It is often said of Riopelle that he “returned to figures” in the 1980s, but it could also be said that he never really left them. He started the Oies blanches series on white geese, great migrators like Riopelle himself. At the same time, he abandoned traditional painting methods in favour of aerosol spray cans and often created works of art that resembled photographic negatives; that is to say, he projected his colour of choice onto an object that he then withdrew in a way that left only a negative impression of form on the canvas. His Hommage à Rosa Luxemburg (1992), which now hangs in the Hull Casino, marks the high point of this period and is considered to be Riopelle’s artistic legacy. It is also a tribute to love, to the American painter Joan Mitchell who was his companion for 25 years. In 1981 he was the first signatory of the Refus Global manifesto to be awarded the prestigious Paul-Émile Borduas prize. Riopelle established his studios at Estérel, but he lived out his last years at Île-aux-Grues, upriver from Québec.
Le point de départ du travail de collaboration Chabot/Ste-Marie est la saisie numérique du sujet qu’ils veulent traiter. Ces images recadrées et rehaussées vont constituer la banque dans laquelle puisera un logiciel, KaléidoScope, qu’ils ont développé selon leurs besoins et qui permet de combiner des images par superposition, transparence, diffusion, dispersion, au moyen de balayages successifs.
Le rôle que Chabot/Ste-Marie confient à l’ordinateur est de leur présenter de façon aléatoire des images combinées et transformées selon des règles établies par eux mais dont le nombre de possibilités est sans commune mesure avec ce qu’ils pourraient expérimenter s’ils devaient eux-mêmes faire le choix des images à combiner et fixer les différents paramètres des transformations multiples attendues.
De plus, la présentation à l’écran d’une image en continuelle mutation crée un effet de surprise qui capte constamment leur attention et aide à saisir au vol et enregistrer les images les plus intéressantes, significatives, émouvantes.
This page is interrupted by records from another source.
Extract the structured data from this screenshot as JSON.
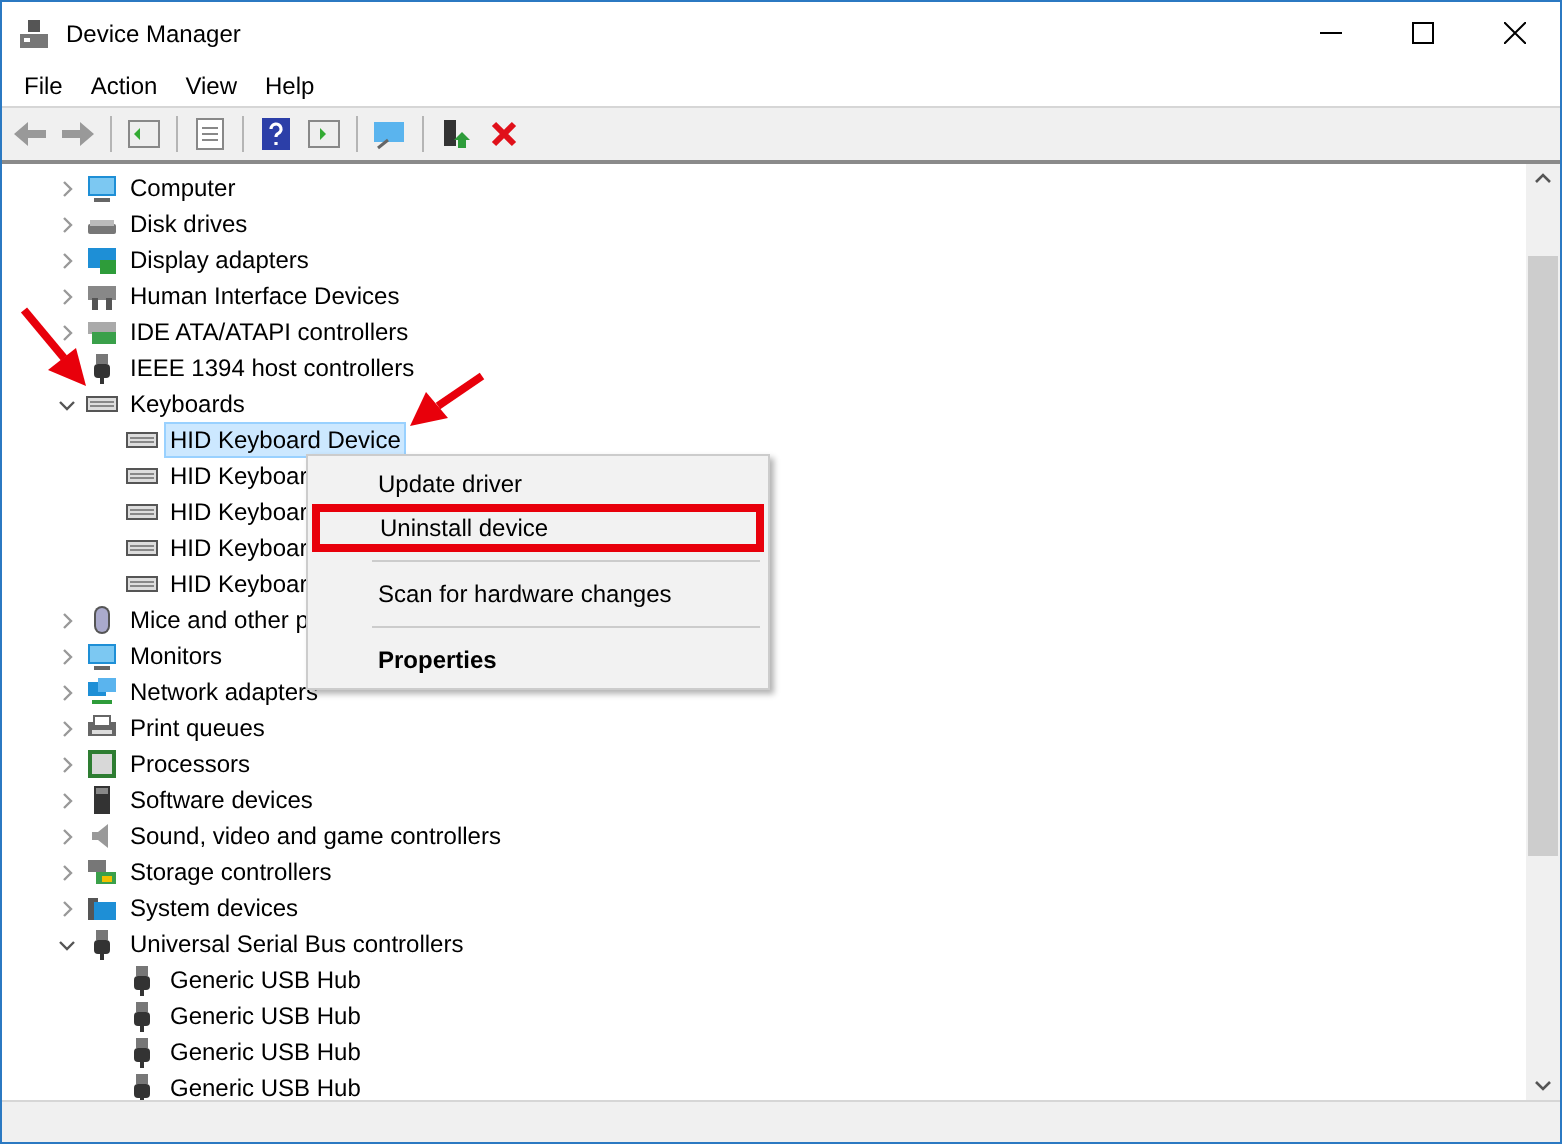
{
  "window": {
    "title": "Device Manager"
  },
  "menu": [
    {
      "label": "File"
    },
    {
      "label": "Action"
    },
    {
      "label": "View"
    },
    {
      "label": "Help"
    }
  ],
  "tree": [
    {
      "label": "Computer",
      "kind": "monitor",
      "expanded": false
    },
    {
      "label": "Disk drives",
      "kind": "disk",
      "expanded": false
    },
    {
      "label": "Display adapters",
      "kind": "display",
      "expanded": false
    },
    {
      "label": "Human Interface Devices",
      "kind": "hid",
      "expanded": false
    },
    {
      "label": "IDE ATA/ATAPI controllers",
      "kind": "ide",
      "expanded": false
    },
    {
      "label": "IEEE 1394 host controllers",
      "kind": "plug"
    },
    {
      "label": "Keyboards",
      "kind": "keyboard",
      "expanded": true,
      "children": [
        {
          "label": "HID Keyboard Device",
          "kind": "keyboard",
          "selected": true
        },
        {
          "label": "HID Keyboar",
          "kind": "keyboard",
          "selected": false
        },
        {
          "label": "HID Keyboar",
          "kind": "keyboard",
          "selected": false
        },
        {
          "label": "HID Keyboar",
          "kind": "keyboard",
          "selected": false
        },
        {
          "label": "HID Keyboar",
          "kind": "keyboard",
          "selected": false
        }
      ]
    },
    {
      "label": "Mice and other p",
      "kind": "mouse",
      "expanded": false
    },
    {
      "label": "Monitors",
      "kind": "monitor",
      "expanded": false
    },
    {
      "label": "Network adapters",
      "kind": "network",
      "expanded": false
    },
    {
      "label": "Print queues",
      "kind": "printer",
      "expanded": false
    },
    {
      "label": "Processors",
      "kind": "chip",
      "expanded": false
    },
    {
      "label": "Software devices",
      "kind": "tower",
      "expanded": false
    },
    {
      "label": "Sound, video and game controllers",
      "kind": "speaker",
      "expanded": false
    },
    {
      "label": "Storage controllers",
      "kind": "storage",
      "expanded": false
    },
    {
      "label": "System devices",
      "kind": "folder",
      "expanded": false
    },
    {
      "label": "Universal Serial Bus controllers",
      "kind": "plug",
      "expanded": true,
      "children": [
        {
          "label": "Generic USB Hub",
          "kind": "plug",
          "selected": false
        },
        {
          "label": "Generic USB Hub",
          "kind": "plug",
          "selected": false
        },
        {
          "label": "Generic USB Hub",
          "kind": "plug",
          "selected": false
        },
        {
          "label": "Generic USB Hub",
          "kind": "plug",
          "selected": false
        }
      ]
    }
  ],
  "context_menu": [
    {
      "label": "Update driver",
      "bold": false,
      "highlighted": false
    },
    {
      "label": "Uninstall device",
      "bold": false,
      "highlighted": true
    },
    {
      "kind": "separator"
    },
    {
      "label": "Scan for hardware changes",
      "bold": false,
      "highlighted": false
    },
    {
      "kind": "separator"
    },
    {
      "label": "Properties",
      "bold": true,
      "highlighted": false
    }
  ]
}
Un visionnement d’une heure peut aboutir à la “cueillette” d’une centaine d’images qui, une fois analysées et soumises à un choix commun, seront ramenées à une ou deux et ajoutées à la collection des images retenues.
C’est en revisionnant ces images que Chabot/Ste-Marie font le choix “définitif” qui les mène à la production d’œuvres sous diverses formes: estampes numériques, médias mixtes sur toile, œuvre vidéonumériques et tout dernièrement projection d’œuvres vidéonumériques sur des tableaux de grande dimension. Dans ce dernier cas, le tableau et l’œuvre vidéo existent par et pour eux-même mais l’interaction entre la lumière polychrome et changeante de la projection et la surface colorée du tableau crée des effets saisissants de textures, de relief et de profondeur qui leur fait entrer dans un nouvel espace, dans un autre monde.
Artiste peintre et illustratrice, le bagage artistique de Joanne Ouellet suppose un voyage au long cours : de l’univers amérindien au monde de l’enfance. Curieusement, les animaux ont toujours fait partie du périple. Les œuvres de Ouellet s’inspirent de la nature, de ce qui fait le bonheur de l’œil. Ses illustrations lui ont valu, en 1981, le Prix de littérature jeunesse décerné par le Conseil des Arts du Canada. En marge de sa production artistique, Joanne Ouellet donne des cours d’illustration à l’École des Arts visuels de l’Université Laval. Elle rencontre aussi des jeunes pour leur parler de son fascinant métier. Joanne Ouellet en profite alors pour leur montrer quelques livres parmi la centaine qu’elle a illustrée.